Omit the pictures and return every entry exactly as written.
# # # #
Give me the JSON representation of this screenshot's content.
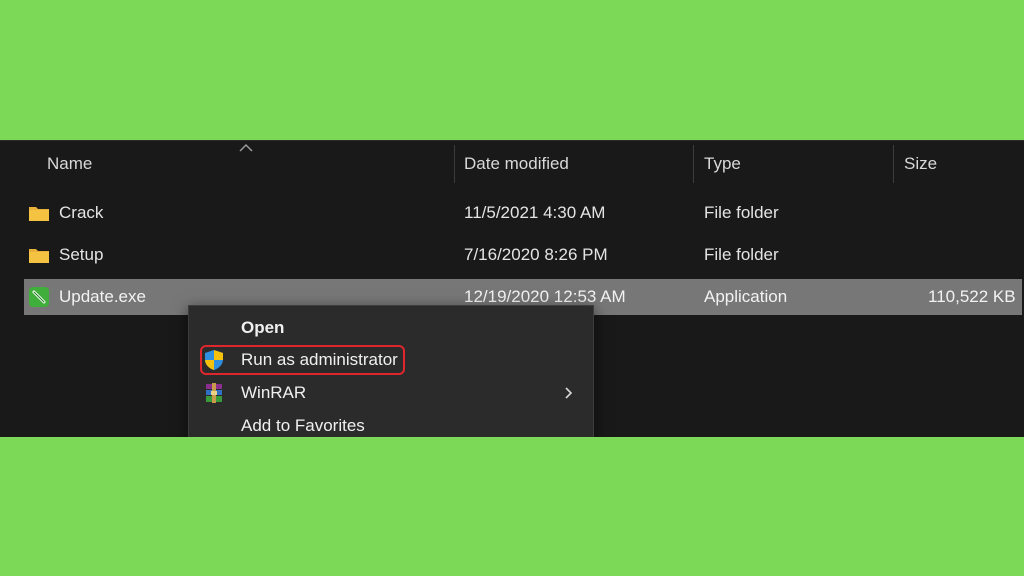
{
  "columns": {
    "name": "Name",
    "date_modified": "Date modified",
    "type": "Type",
    "size": "Size"
  },
  "files": [
    {
      "name": "Crack",
      "date": "11/5/2021 4:30 AM",
      "type": "File folder",
      "size": "",
      "icon": "folder-icon",
      "selected": false
    },
    {
      "name": "Setup",
      "date": "7/16/2020 8:26 PM",
      "type": "File folder",
      "size": "",
      "icon": "folder-icon",
      "selected": false
    },
    {
      "name": "Update.exe",
      "date": "12/19/2020 12:53 AM",
      "type": "Application",
      "size": "110,522 KB",
      "icon": "app-pen-icon",
      "selected": true
    }
  ],
  "context_menu": {
    "items": [
      {
        "label": "Open",
        "icon": "",
        "bold": true
      },
      {
        "label": "Run as administrator",
        "icon": "uac-shield-icon",
        "highlighted": true
      },
      {
        "label": "WinRAR",
        "icon": "winrar-icon",
        "submenu": true
      },
      {
        "label": "Add to Favorites",
        "icon": ""
      }
    ]
  },
  "colors": {
    "background": "#7cd957",
    "explorer_bg": "#191919",
    "selection": "#777777",
    "menu_bg": "#2b2b2b",
    "highlight_border": "#e0262d",
    "folder": "#f5c342"
  }
}
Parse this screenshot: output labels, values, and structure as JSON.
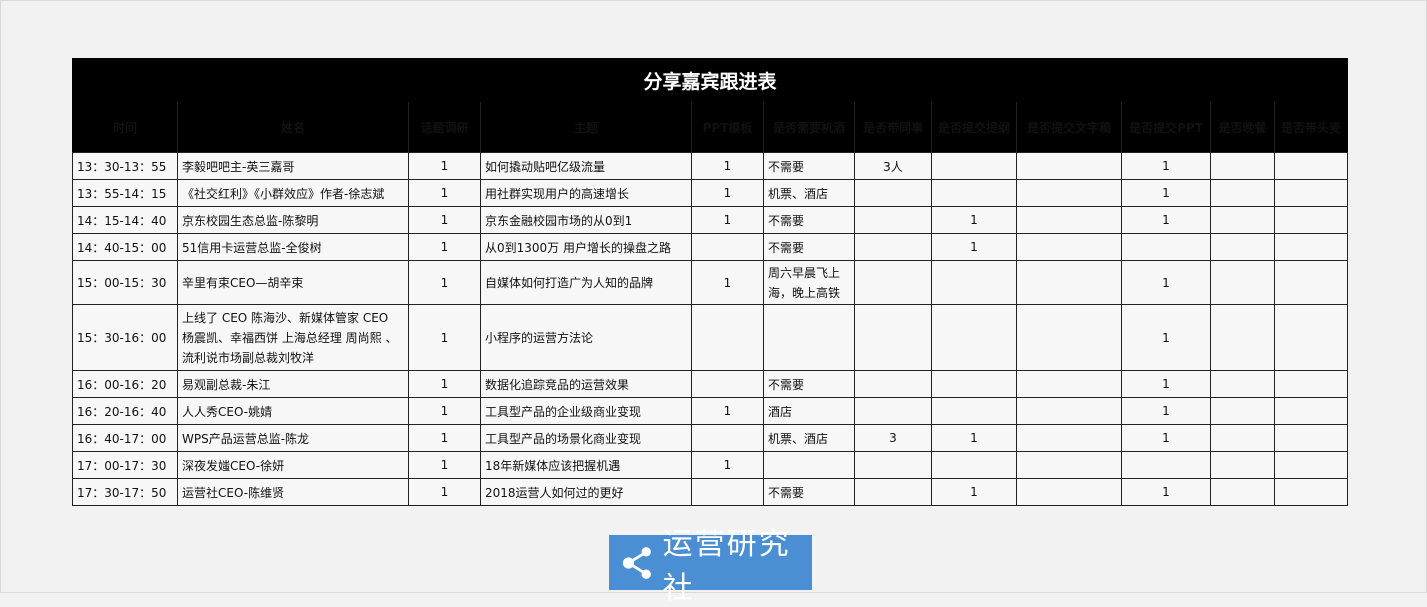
{
  "title": "分享嘉宾跟进表",
  "headers": [
    "时间",
    "姓名",
    "话题调研",
    "主题",
    "PPT模板",
    "是否需要机酒",
    "是否带同事",
    "是否提交提纲",
    "是否提交文字稿",
    "是否提交PPT",
    "是否晚餐",
    "是否带头麦"
  ],
  "rows": [
    [
      "13：30-13：55",
      "李毅吧吧主-英三嘉哥",
      "1",
      "如何撬动贴吧亿级流量",
      "1",
      "不需要",
      "3人",
      "",
      "",
      "1",
      "",
      ""
    ],
    [
      "13：55-14：15",
      "《社交红利》《小群效应》作者-徐志斌",
      "1",
      "用社群实现用户的高速增长",
      "1",
      "机票、酒店",
      "",
      "",
      "",
      "1",
      "",
      ""
    ],
    [
      "14：15-14：40",
      "京东校园生态总监-陈黎明",
      "1",
      "京东金融校园市场的从0到1",
      "1",
      "不需要",
      "",
      "1",
      "",
      "1",
      "",
      ""
    ],
    [
      "14：40-15：00",
      "51信用卡运营总监-全俊树",
      "1",
      "从0到1300万 用户增长的操盘之路",
      "",
      "不需要",
      "",
      "1",
      "",
      "",
      "",
      ""
    ],
    [
      "15：00-15：30",
      "辛里有束CEO—胡辛束",
      "1",
      "自媒体如何打造广为人知的品牌",
      "1",
      "周六早晨飞上海，晚上高铁",
      "",
      "",
      "",
      "1",
      "",
      ""
    ],
    [
      "15：30-16：00",
      "上线了 CEO 陈海沙、新媒体管家 CEO 杨震凯、幸福西饼 上海总经理 周尚熙 、流利说市场副总裁刘牧洋",
      "1",
      "小程序的运营方法论",
      "",
      "",
      "",
      "",
      "",
      "1",
      "",
      ""
    ],
    [
      "16：00-16：20",
      "易观副总裁-朱江",
      "1",
      "数据化追踪竞品的运营效果",
      "",
      "不需要",
      "",
      "",
      "",
      "1",
      "",
      ""
    ],
    [
      "16：20-16：40",
      "人人秀CEO-姚婧",
      "1",
      "工具型产品的企业级商业变现",
      "1",
      "酒店",
      "",
      "",
      "",
      "1",
      "",
      ""
    ],
    [
      "16：40-17：00",
      "WPS产品运营总监-陈龙",
      "1",
      "工具型产品的场景化商业变现",
      "",
      "机票、酒店",
      "3",
      "1",
      "",
      "1",
      "",
      ""
    ],
    [
      "17：00-17：30",
      "深夜发媸CEO-徐妍",
      "1",
      "18年新媒体应该把握机遇",
      "1",
      "",
      "",
      "",
      "",
      "",
      "",
      ""
    ],
    [
      "17：30-17：50",
      "运营社CEO-陈维贤",
      "1",
      "2018运营人如何过的更好",
      "",
      "不需要",
      "",
      "1",
      "",
      "1",
      "",
      ""
    ]
  ],
  "logo": {
    "text": "运营研究社",
    "icon": "share-icon",
    "color": "#4a8fd4"
  }
}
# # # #
**RESULT OF THIS TASK**
Give me the JSON representation of this screenshot's content.
{
  "columns": {
    "name": "Name",
    "date_modified": "Date modified",
    "type": "Type",
    "size": "Size"
  },
  "files": [
    {
      "name": "Crack",
      "date": "11/5/2021 4:30 AM",
      "type": "File folder",
      "size": "",
      "icon": "folder-icon",
      "selected": false
    },
    {
      "name": "Setup",
      "date": "7/16/2020 8:26 PM",
      "type": "File folder",
      "size": "",
      "icon": "folder-icon",
      "selected": false
    },
    {
      "name": "Update.exe",
      "date": "12/19/2020 12:53 AM",
      "type": "Application",
      "size": "110,522 KB",
      "icon": "app-pen-icon",
      "selected": true
    }
  ],
  "context_menu": {
    "items": [
      {
        "label": "Open",
        "icon": "",
        "bold": true
      },
      {
        "label": "Run as administrator",
        "icon": "uac-shield-icon",
        "highlighted": true
      },
      {
        "label": "WinRAR",
        "icon": "winrar-icon",
        "submenu": true
      },
      {
        "label": "Add to Favorites",
        "icon": ""
      }
    ]
  },
  "colors": {
    "background": "#7cd957",
    "explorer_bg": "#191919",
    "selection": "#777777",
    "menu_bg": "#2b2b2b",
    "highlight_border": "#e0262d",
    "folder": "#f5c342"
  }
}
Parse this screenshot: output labels, values, and structure as JSON.
{
  "title": "分享嘉宾跟进表",
  "headers": [
    "时间",
    "姓名",
    "话题调研",
    "主题",
    "PPT模板",
    "是否需要机酒",
    "是否带同事",
    "是否提交提纲",
    "是否提交文字稿",
    "是否提交PPT",
    "是否晚餐",
    "是否带头麦"
  ],
  "rows": [
    [
      "13：30-13：55",
      "李毅吧吧主-英三嘉哥",
      "1",
      "如何撬动贴吧亿级流量",
      "1",
      "不需要",
      "3人",
      "",
      "",
      "1",
      "",
      ""
    ],
    [
      "13：55-14：15",
      "《社交红利》《小群效应》作者-徐志斌",
      "1",
      "用社群实现用户的高速增长",
      "1",
      "机票、酒店",
      "",
      "",
      "",
      "1",
      "",
      ""
    ],
    [
      "14：15-14：40",
      "京东校园生态总监-陈黎明",
      "1",
      "京东金融校园市场的从0到1",
      "1",
      "不需要",
      "",
      "1",
      "",
      "1",
      "",
      ""
    ],
    [
      "14：40-15：00",
      "51信用卡运营总监-全俊树",
      "1",
      "从0到1300万 用户增长的操盘之路",
      "",
      "不需要",
      "",
      "1",
      "",
      "",
      "",
      ""
    ],
    [
      "15：00-15：30",
      "辛里有束CEO—胡辛束",
      "1",
      "自媒体如何打造广为人知的品牌",
      "1",
      "周六早晨飞上海，晚上高铁",
      "",
      "",
      "",
      "1",
      "",
      ""
    ],
    [
      "15：30-16：00",
      "上线了 CEO 陈海沙、新媒体管家 CEO 杨震凯、幸福西饼 上海总经理 周尚熙 、流利说市场副总裁刘牧洋",
      "1",
      "小程序的运营方法论",
      "",
      "",
      "",
      "",
      "",
      "1",
      "",
      ""
    ],
    [
      "16：00-16：20",
      "易观副总裁-朱江",
      "1",
      "数据化追踪竞品的运营效果",
      "",
      "不需要",
      "",
      "",
      "",
      "1",
      "",
      ""
    ],
    [
      "16：20-16：40",
      "人人秀CEO-姚婧",
      "1",
      "工具型产品的企业级商业变现",
      "1",
      "酒店",
      "",
      "",
      "",
      "1",
      "",
      ""
    ],
    [
      "16：40-17：00",
      "WPS产品运营总监-陈龙",
      "1",
      "工具型产品的场景化商业变现",
      "",
      "机票、酒店",
      "3",
      "1",
      "",
      "1",
      "",
      ""
    ],
    [
      "17：00-17：30",
      "深夜发媸CEO-徐妍",
      "1",
      "18年新媒体应该把握机遇",
      "1",
      "",
      "",
      "",
      "",
      "",
      "",
      ""
    ],
    [
      "17：30-17：50",
      "运营社CEO-陈维贤",
      "1",
      "2018运营人如何过的更好",
      "",
      "不需要",
      "",
      "1",
      "",
      "1",
      "",
      ""
    ]
  ],
  "logo": {
    "text": "运营研究社",
    "icon": "share-icon",
    "color": "#4a8fd4"
  }
}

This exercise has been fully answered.